[Start of section]

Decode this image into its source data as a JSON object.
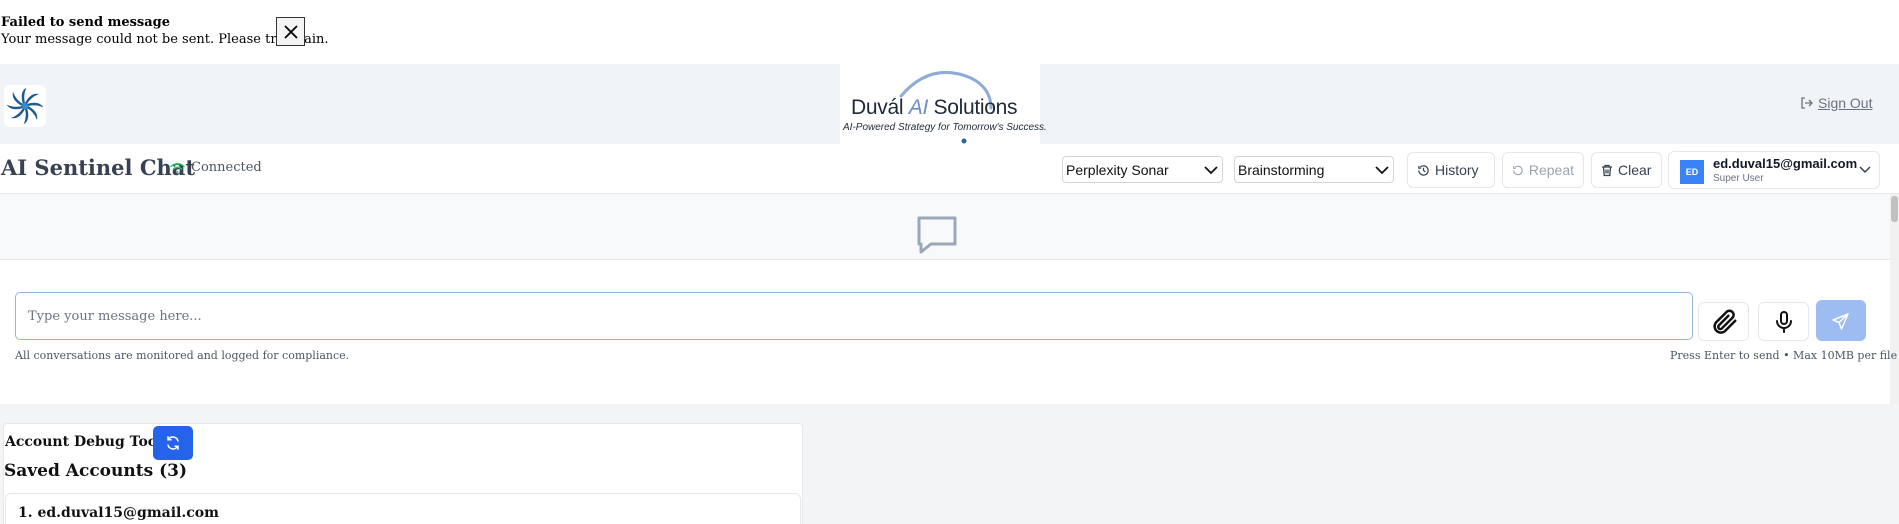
{
  "toast": {
    "title": "Failed to send message",
    "message": "Your message could not be sent. Please try again."
  },
  "header": {
    "brand_name_part1": "Duvál ",
    "brand_name_ai": "AI",
    "brand_name_part2": " Solutions",
    "brand_tagline": "AI-Powered Strategy for Tomorrow's Success.",
    "sign_out_label": "Sign Out"
  },
  "toolbar": {
    "title": "AI Sentinel Chat",
    "status_text": "Connected",
    "model_select": "Perplexity Sonar",
    "mode_select": "Brainstorming",
    "history_label": "History",
    "repeat_label": "Repeat",
    "clear_label": "Clear"
  },
  "user": {
    "initials": "ED",
    "email": "ed.duval15@gmail.com",
    "role": "Super User"
  },
  "composer": {
    "placeholder": "Type your message here...",
    "compliance_note": "All conversations are monitored and logged for compliance.",
    "hint": "Press Enter to send • Max 10MB per file"
  },
  "debug": {
    "title": "Account Debug Tool",
    "saved_accounts_title": "Saved Accounts (3)",
    "accounts": [
      "1. ed.duval15@gmail.com"
    ]
  },
  "colors": {
    "accent_blue": "#2563eb",
    "send_disabled": "#9dbcf2",
    "status_green": "#22c55e",
    "header_bg": "#f0f3f7"
  },
  "icons": {
    "toast_close": "close-icon",
    "app_logo": "swirl-logo-icon",
    "sign_out": "sign-out-icon",
    "status": "wifi-icon",
    "history": "history-icon",
    "repeat": "repeat-icon",
    "clear": "trash-icon",
    "empty_state": "chat-bubble-icon",
    "attach": "paperclip-icon",
    "mic": "microphone-icon",
    "send": "send-icon",
    "refresh": "refresh-icon"
  }
}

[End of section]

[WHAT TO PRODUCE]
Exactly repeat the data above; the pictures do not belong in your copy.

[REPLY TO THE TASK]
Decode this image into its source data as a JSON object.
{
  "toast": {
    "title": "Failed to send message",
    "message": "Your message could not be sent. Please try again."
  },
  "header": {
    "brand_name_part1": "Duvál ",
    "brand_name_ai": "AI",
    "brand_name_part2": " Solutions",
    "brand_tagline": "AI-Powered Strategy for Tomorrow's Success.",
    "sign_out_label": "Sign Out"
  },
  "toolbar": {
    "title": "AI Sentinel Chat",
    "status_text": "Connected",
    "model_select": "Perplexity Sonar",
    "mode_select": "Brainstorming",
    "history_label": "History",
    "repeat_label": "Repeat",
    "clear_label": "Clear"
  },
  "user": {
    "initials": "ED",
    "email": "ed.duval15@gmail.com",
    "role": "Super User"
  },
  "composer": {
    "placeholder": "Type your message here...",
    "compliance_note": "All conversations are monitored and logged for compliance.",
    "hint": "Press Enter to send • Max 10MB per file"
  },
  "debug": {
    "title": "Account Debug Tool",
    "saved_accounts_title": "Saved Accounts (3)",
    "accounts": [
      "1. ed.duval15@gmail.com"
    ]
  },
  "colors": {
    "accent_blue": "#2563eb",
    "send_disabled": "#9dbcf2",
    "status_green": "#22c55e",
    "header_bg": "#f0f3f7"
  },
  "icons": {
    "toast_close": "close-icon",
    "app_logo": "swirl-logo-icon",
    "sign_out": "sign-out-icon",
    "status": "wifi-icon",
    "history": "history-icon",
    "repeat": "repeat-icon",
    "clear": "trash-icon",
    "empty_state": "chat-bubble-icon",
    "attach": "paperclip-icon",
    "mic": "microphone-icon",
    "send": "send-icon",
    "refresh": "refresh-icon"
  }
}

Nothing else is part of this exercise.